### YOUR TASK
I'd like the entries that follow repeated exactly, with the pictures left out.

### GIVEN DATA
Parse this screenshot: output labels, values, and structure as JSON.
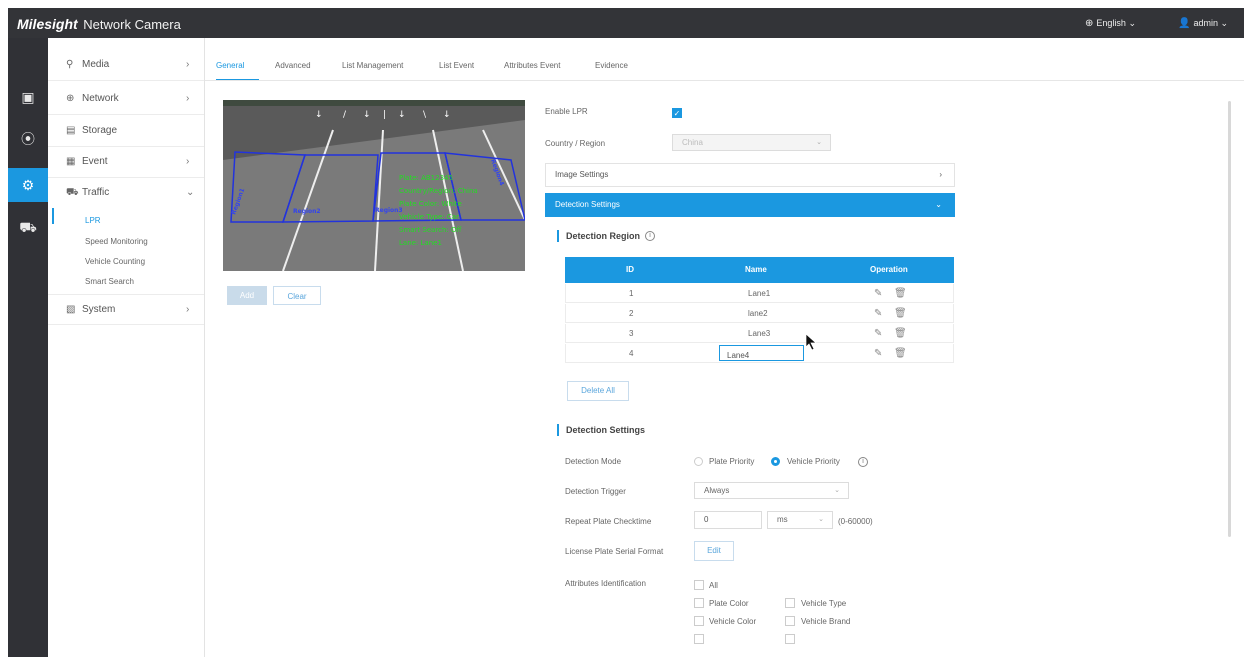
{
  "header": {
    "brand_logo": "Milesight",
    "brand_product": "Network Camera",
    "language": "English",
    "user": "admin"
  },
  "rail": {
    "items": [
      "live-view-icon",
      "playback-icon",
      "settings-icon",
      "vehicle-icon"
    ],
    "active_index": 2
  },
  "sidebar": {
    "items": [
      {
        "label": "Media",
        "icon": "media-icon",
        "expanded": false,
        "has_arrow": true
      },
      {
        "label": "Network",
        "icon": "globe-icon",
        "expanded": false,
        "has_arrow": true
      },
      {
        "label": "Storage",
        "icon": "storage-icon",
        "expanded": false,
        "has_arrow": false
      },
      {
        "label": "Event",
        "icon": "event-icon",
        "expanded": false,
        "has_arrow": true
      },
      {
        "label": "Traffic",
        "icon": "car-icon",
        "expanded": true,
        "has_arrow": true
      },
      {
        "label": "System",
        "icon": "system-icon",
        "expanded": false,
        "has_arrow": true
      }
    ],
    "traffic_sub": [
      "LPR",
      "Speed Monitoring",
      "Vehicle Counting",
      "Smart Search"
    ],
    "active_sub": "LPR"
  },
  "tabs": [
    "General",
    "Advanced",
    "List Management",
    "List Event",
    "Attributes Event",
    "Evidence"
  ],
  "active_tab": "General",
  "video": {
    "region_labels": [
      "Region1",
      "Region2",
      "Region3",
      "Region4"
    ],
    "osd_lines": [
      "Plate: AB12345",
      "Country/Region: China",
      "Plate Color: White",
      "Vehicle Type: Car",
      "Smart Search: Off",
      "Lane: Lane1"
    ],
    "add_label": "Add",
    "clear_label": "Clear"
  },
  "lpr": {
    "enable_label": "Enable LPR",
    "enable_checked": true,
    "country_label": "Country / Region",
    "country_value": "China",
    "image_settings_label": "Image Settings",
    "detection_settings_panel_label": "Detection Settings"
  },
  "detection_region": {
    "title": "Detection Region",
    "columns": [
      "ID",
      "Name",
      "Operation"
    ],
    "rows": [
      {
        "id": "1",
        "name": "Lane1"
      },
      {
        "id": "2",
        "name": "lane2"
      },
      {
        "id": "3",
        "name": "Lane3"
      },
      {
        "id": "4",
        "name": "Lane4"
      }
    ],
    "edit_row_index": 3,
    "edit_icon": "pencil-icon",
    "delete_icon": "trash-icon",
    "delete_all_label": "Delete All"
  },
  "detection_settings": {
    "title": "Detection Settings",
    "mode_label": "Detection Mode",
    "mode_options": [
      "Plate Priority",
      "Vehicle Priority"
    ],
    "mode_selected": "Vehicle Priority",
    "trigger_label": "Detection Trigger",
    "trigger_value": "Always",
    "repeat_label": "Repeat Plate Checktime",
    "repeat_value": "0",
    "repeat_unit": "ms",
    "repeat_range": "(0-60000)",
    "serial_label": "License Plate Serial Format",
    "serial_button": "Edit",
    "attributes_label": "Attributes Identification",
    "attributes": [
      "All",
      "Plate Color",
      "Vehicle Type",
      "Vehicle Color",
      "Vehicle Brand"
    ]
  },
  "colors": {
    "accent": "#1b98e0",
    "header_bg": "#333438",
    "rail_bg": "#303136",
    "region_line": "#2233dd",
    "osd_text": "#22dd22"
  }
}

### REPLY TO THE EXERCISE
Parse this screenshot: output labels, values, and structure as JSON.
{
  "header": {
    "brand_logo": "Milesight",
    "brand_product": "Network Camera",
    "language": "English",
    "user": "admin"
  },
  "rail": {
    "items": [
      "live-view-icon",
      "playback-icon",
      "settings-icon",
      "vehicle-icon"
    ],
    "active_index": 2
  },
  "sidebar": {
    "items": [
      {
        "label": "Media",
        "icon": "media-icon",
        "expanded": false,
        "has_arrow": true
      },
      {
        "label": "Network",
        "icon": "globe-icon",
        "expanded": false,
        "has_arrow": true
      },
      {
        "label": "Storage",
        "icon": "storage-icon",
        "expanded": false,
        "has_arrow": false
      },
      {
        "label": "Event",
        "icon": "event-icon",
        "expanded": false,
        "has_arrow": true
      },
      {
        "label": "Traffic",
        "icon": "car-icon",
        "expanded": true,
        "has_arrow": true
      },
      {
        "label": "System",
        "icon": "system-icon",
        "expanded": false,
        "has_arrow": true
      }
    ],
    "traffic_sub": [
      "LPR",
      "Speed Monitoring",
      "Vehicle Counting",
      "Smart Search"
    ],
    "active_sub": "LPR"
  },
  "tabs": [
    "General",
    "Advanced",
    "List Management",
    "List Event",
    "Attributes Event",
    "Evidence"
  ],
  "active_tab": "General",
  "video": {
    "region_labels": [
      "Region1",
      "Region2",
      "Region3",
      "Region4"
    ],
    "osd_lines": [
      "Plate: AB12345",
      "Country/Region: China",
      "Plate Color: White",
      "Vehicle Type: Car",
      "Smart Search: Off",
      "Lane: Lane1"
    ],
    "add_label": "Add",
    "clear_label": "Clear"
  },
  "lpr": {
    "enable_label": "Enable LPR",
    "enable_checked": true,
    "country_label": "Country / Region",
    "country_value": "China",
    "image_settings_label": "Image Settings",
    "detection_settings_panel_label": "Detection Settings"
  },
  "detection_region": {
    "title": "Detection Region",
    "columns": [
      "ID",
      "Name",
      "Operation"
    ],
    "rows": [
      {
        "id": "1",
        "name": "Lane1"
      },
      {
        "id": "2",
        "name": "lane2"
      },
      {
        "id": "3",
        "name": "Lane3"
      },
      {
        "id": "4",
        "name": "Lane4"
      }
    ],
    "edit_row_index": 3,
    "edit_icon": "pencil-icon",
    "delete_icon": "trash-icon",
    "delete_all_label": "Delete All"
  },
  "detection_settings": {
    "title": "Detection Settings",
    "mode_label": "Detection Mode",
    "mode_options": [
      "Plate Priority",
      "Vehicle Priority"
    ],
    "mode_selected": "Vehicle Priority",
    "trigger_label": "Detection Trigger",
    "trigger_value": "Always",
    "repeat_label": "Repeat Plate Checktime",
    "repeat_value": "0",
    "repeat_unit": "ms",
    "repeat_range": "(0-60000)",
    "serial_label": "License Plate Serial Format",
    "serial_button": "Edit",
    "attributes_label": "Attributes Identification",
    "attributes": [
      "All",
      "Plate Color",
      "Vehicle Type",
      "Vehicle Color",
      "Vehicle Brand"
    ]
  },
  "colors": {
    "accent": "#1b98e0",
    "header_bg": "#333438",
    "rail_bg": "#303136",
    "region_line": "#2233dd",
    "osd_text": "#22dd22"
  }
}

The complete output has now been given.